This time series analysis delves into the spatial and temporal dynamics of maximum temperatures across California during 2012. The study aims to provide valuable insights for sectors such as agriculture, energy, and public health, enabling preparedness for extreme weather events and fostering sustainable practices. Key questions addressed include predicting temperatures in specific locations using spatial and time series models and assessing the model's generalizability across California.
Initial Data Analysis:
The analysis initiates with loading and preprocessing maximum temperature data for Napa and Death Valley on June 4th, 2012. Employing Inverse Distance Weighting (IDW) interpolation, a spatial model is crafted, visualizing temperature distributions across California on a 0.1° grid. Simultaneously, an ARIMA(0,1,3) time series model is applied to forecast maximum temperatures in Napa from June 4th to 8th, 2012.
For spatial predictions, Inverse Distance Weighting (IDW) is utilized, calculating predicted values based on weighted averages of neighboring temperature values. Time series forecasting employs an ARIMA(0,1,3) model, chosen through autocorrelation and partial autocorrelation plots to determine lag orders.
The IDW spatial model effectively predicts maximum temperatures for Napa and Death Valley on June 4th, 2012. The ARIMA(0,1,3) model demonstrates a good fit for Napa, with coefficients ma1 = -0.2116, ma2 = -0.3564, ma3 = -0.2505. Box-Pierce test results confirm no significant autocorrelation in the residuals.
Model Appropriateness for Other Locations:

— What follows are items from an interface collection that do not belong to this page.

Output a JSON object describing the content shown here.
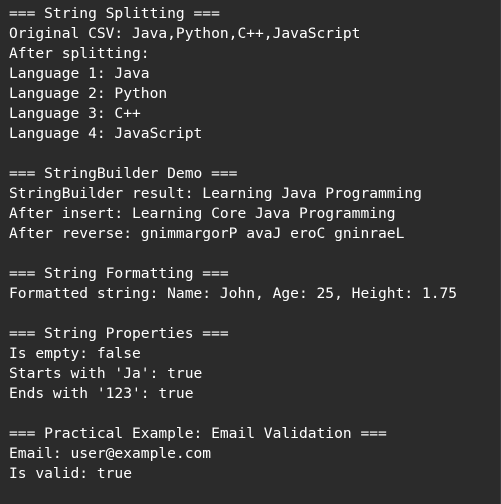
{
  "console": {
    "colors": {
      "background": "#2b2b2b",
      "text": "#ffffff"
    },
    "lines": {
      "l1": "=== String Splitting ===",
      "l2": "Original CSV: Java,Python,C++,JavaScript",
      "l3": "After splitting:",
      "l4": "Language 1: Java",
      "l5": "Language 2: Python",
      "l6": "Language 3: C++",
      "l7": "Language 4: JavaScript",
      "l8": "=== StringBuilder Demo ===",
      "l9": "StringBuilder result: Learning Java Programming",
      "l10": "After insert: Learning Core Java Programming",
      "l11": "After reverse: gnimmargorP avaJ eroC gninraeL",
      "l12": "=== String Formatting ===",
      "l13": "Formatted string: Name: John, Age: 25, Height: 1.75",
      "l14": "=== String Properties ===",
      "l15": "Is empty: false",
      "l16": "Starts with 'Ja': true",
      "l17": "Ends with '123': true",
      "l18": "=== Practical Example: Email Validation ===",
      "l19": "Email: user@example.com",
      "l20": "Is valid: true"
    }
  }
}
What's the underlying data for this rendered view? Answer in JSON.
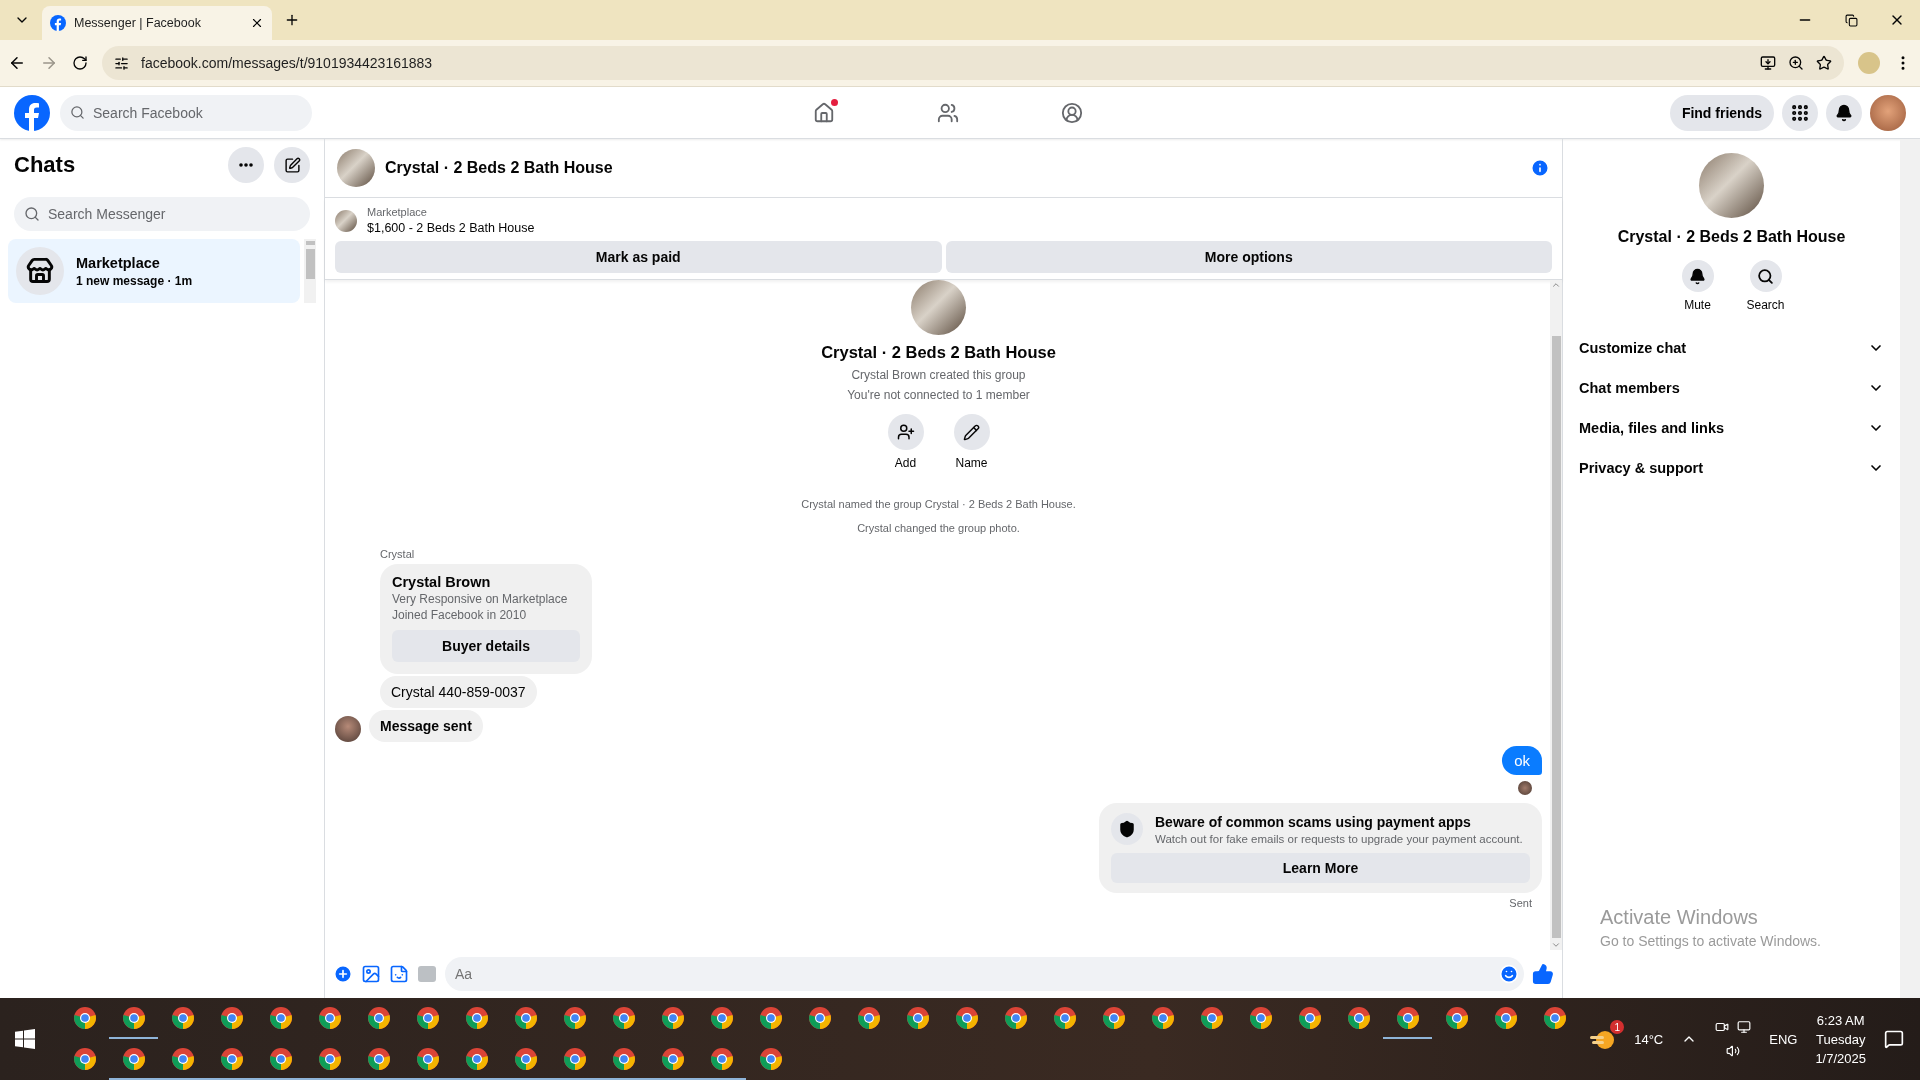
{
  "browser": {
    "tab_title": "Messenger | Facebook",
    "url": "facebook.com/messages/t/9101934423161883"
  },
  "topbar": {
    "search_placeholder": "Search Facebook",
    "nav": [
      {
        "kind": "home",
        "notification_dot": true
      },
      {
        "kind": "friends",
        "notification_dot": false
      },
      {
        "kind": "groups",
        "notification_dot": false
      }
    ],
    "find_friends": "Find friends"
  },
  "sidebar": {
    "title": "Chats",
    "search_placeholder": "Search Messenger",
    "chats": [
      {
        "name": "Marketplace",
        "preview": "1 new message · 1m",
        "selected": true,
        "unread": true
      }
    ]
  },
  "conversation": {
    "title": "Crystal · 2 Beds 2 Bath House",
    "listing": {
      "source": "Marketplace",
      "price_title": "$1,600 - 2 Beds 2 Bath House"
    },
    "actions": [
      "Mark as paid",
      "More options"
    ],
    "intro": {
      "title": "Crystal · 2 Beds 2 Bath House",
      "lines": [
        "Crystal Brown created this group",
        "You're not connected to 1 member"
      ],
      "buttons": [
        {
          "kind": "add",
          "label": "Add"
        },
        {
          "kind": "name",
          "label": "Name"
        }
      ]
    },
    "events": [
      "Crystal named the group Crystal · 2 Beds 2 Bath House.",
      "Crystal changed the group photo."
    ],
    "messages": [
      {
        "kind": "sender",
        "text": "Crystal"
      },
      {
        "kind": "profile_card",
        "name": "Crystal Brown",
        "lines": [
          "Very Responsive on Marketplace",
          "Joined Facebook in 2010"
        ],
        "button": "Buyer details"
      },
      {
        "kind": "incoming",
        "text": "Crystal 440-859-0037",
        "bold": false
      },
      {
        "kind": "incoming",
        "text": "Message sent",
        "bold": true
      },
      {
        "kind": "outgoing",
        "text": "ok",
        "seen": true
      },
      {
        "kind": "safety_notice",
        "title": "Beware of common scams using payment apps",
        "text": "Watch out for fake emails or requests to upgrade your payment account.",
        "button": "Learn More"
      },
      {
        "kind": "status",
        "text": "Sent"
      }
    ],
    "composer": {
      "placeholder": "Aa"
    }
  },
  "details": {
    "title": "Crystal · 2 Beds 2 Bath House",
    "actions": [
      {
        "kind": "mute",
        "label": "Mute"
      },
      {
        "kind": "search",
        "label": "Search"
      }
    ],
    "sections": [
      {
        "label": "Customize chat",
        "expanded": false
      },
      {
        "label": "Chat members",
        "expanded": false
      },
      {
        "label": "Media, files and links",
        "expanded": false
      },
      {
        "label": "Privacy & support",
        "expanded": false
      }
    ]
  },
  "activation": {
    "title": "Activate Windows",
    "text": "Go to Settings to activate Windows."
  },
  "taskbar": {
    "weather_badge": "1",
    "temperature": "14°C",
    "language": "ENG",
    "time": "6:23 AM",
    "day": "Tuesday",
    "date": "1/7/2025"
  }
}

The ARIMA(0,1,3) model is tested on locations such as San Francisco, Santa Cruz, Fresno, Death Valley, Barstow, LA, CedarPark, and Redding. Results indicate the model's competence in capturing temperature trends across various regions.
Figure 1: Map of predicted temperatures and uncertainties on a 0.1 ͦ grid over California
Figure 2: Time series plot of maximum temperature in Napa
The analysis offers valuable insights into California's maximum temperature patterns in 2012. While the spatial model effectively predicts temperatures in Napa and Death Valley, the ARIMA(0,1,3) model demonstrates accuracy for Napa and potential for generalizability. Further validation and testing are recommended for broader applicability. The findings contribute to decision-making in climate adaptation and resource management, emphasizing the significance of understanding both spatial and temporal temperature patterns.